Excerpts from an interface dataset:
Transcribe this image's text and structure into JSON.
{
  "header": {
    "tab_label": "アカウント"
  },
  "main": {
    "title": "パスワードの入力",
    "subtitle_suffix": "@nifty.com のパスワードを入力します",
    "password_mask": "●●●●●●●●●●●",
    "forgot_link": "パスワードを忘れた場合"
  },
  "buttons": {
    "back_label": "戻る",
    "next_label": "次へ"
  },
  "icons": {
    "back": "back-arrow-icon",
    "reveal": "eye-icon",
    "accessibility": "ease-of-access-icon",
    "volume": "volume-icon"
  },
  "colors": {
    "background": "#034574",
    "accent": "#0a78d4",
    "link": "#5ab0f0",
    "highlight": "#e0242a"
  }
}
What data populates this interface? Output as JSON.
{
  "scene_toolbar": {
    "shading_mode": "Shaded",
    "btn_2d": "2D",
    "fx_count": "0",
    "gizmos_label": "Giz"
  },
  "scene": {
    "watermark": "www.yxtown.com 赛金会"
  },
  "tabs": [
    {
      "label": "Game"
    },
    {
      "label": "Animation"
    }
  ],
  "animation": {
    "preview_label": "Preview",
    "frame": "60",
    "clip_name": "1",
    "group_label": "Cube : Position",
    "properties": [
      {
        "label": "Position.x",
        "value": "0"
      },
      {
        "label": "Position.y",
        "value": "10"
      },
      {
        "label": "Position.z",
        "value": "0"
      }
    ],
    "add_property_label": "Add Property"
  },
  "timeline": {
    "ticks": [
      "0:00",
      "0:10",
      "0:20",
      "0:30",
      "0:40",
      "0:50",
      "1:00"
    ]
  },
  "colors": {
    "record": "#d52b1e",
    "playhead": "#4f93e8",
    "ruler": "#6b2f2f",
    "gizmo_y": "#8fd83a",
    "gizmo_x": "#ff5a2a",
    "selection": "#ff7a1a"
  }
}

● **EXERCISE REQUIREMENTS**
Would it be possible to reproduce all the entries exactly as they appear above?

● **YOUR RESPONSE**
Transcribe this image's text and structure into JSON.
{
  "header": {
    "tab_label": "アカウント"
  },
  "main": {
    "title": "パスワードの入力",
    "subtitle_suffix": "@nifty.com のパスワードを入力します",
    "password_mask": "●●●●●●●●●●●",
    "forgot_link": "パスワードを忘れた場合"
  },
  "buttons": {
    "back_label": "戻る",
    "next_label": "次へ"
  },
  "icons": {
    "back": "back-arrow-icon",
    "reveal": "eye-icon",
    "accessibility": "ease-of-access-icon",
    "volume": "volume-icon"
  },
  "colors": {
    "background": "#034574",
    "accent": "#0a78d4",
    "link": "#5ab0f0",
    "highlight": "#e0242a"
  }
}
What data populates this interface? Output as JSON.
{
  "scene_toolbar": {
    "shading_mode": "Shaded",
    "btn_2d": "2D",
    "fx_count": "0",
    "gizmos_label": "Giz"
  },
  "scene": {
    "watermark": "www.yxtown.com 赛金会"
  },
  "tabs": [
    {
      "label": "Game"
    },
    {
      "label": "Animation"
    }
  ],
  "animation": {
    "preview_label": "Preview",
    "frame": "60",
    "clip_name": "1",
    "group_label": "Cube : Position",
    "properties": [
      {
        "label": "Position.x",
        "value": "0"
      },
      {
        "label": "Position.y",
        "value": "10"
      },
      {
        "label": "Position.z",
        "value": "0"
      }
    ],
    "add_property_label": "Add Property"
  },
  "timeline": {
    "ticks": [
      "0:00",
      "0:10",
      "0:20",
      "0:30",
      "0:40",
      "0:50",
      "1:00"
    ]
  },
  "colors": {
    "record": "#d52b1e",
    "playhead": "#4f93e8",
    "ruler": "#6b2f2f",
    "gizmo_y": "#8fd83a",
    "gizmo_x": "#ff5a2a",
    "selection": "#ff7a1a"
  }
}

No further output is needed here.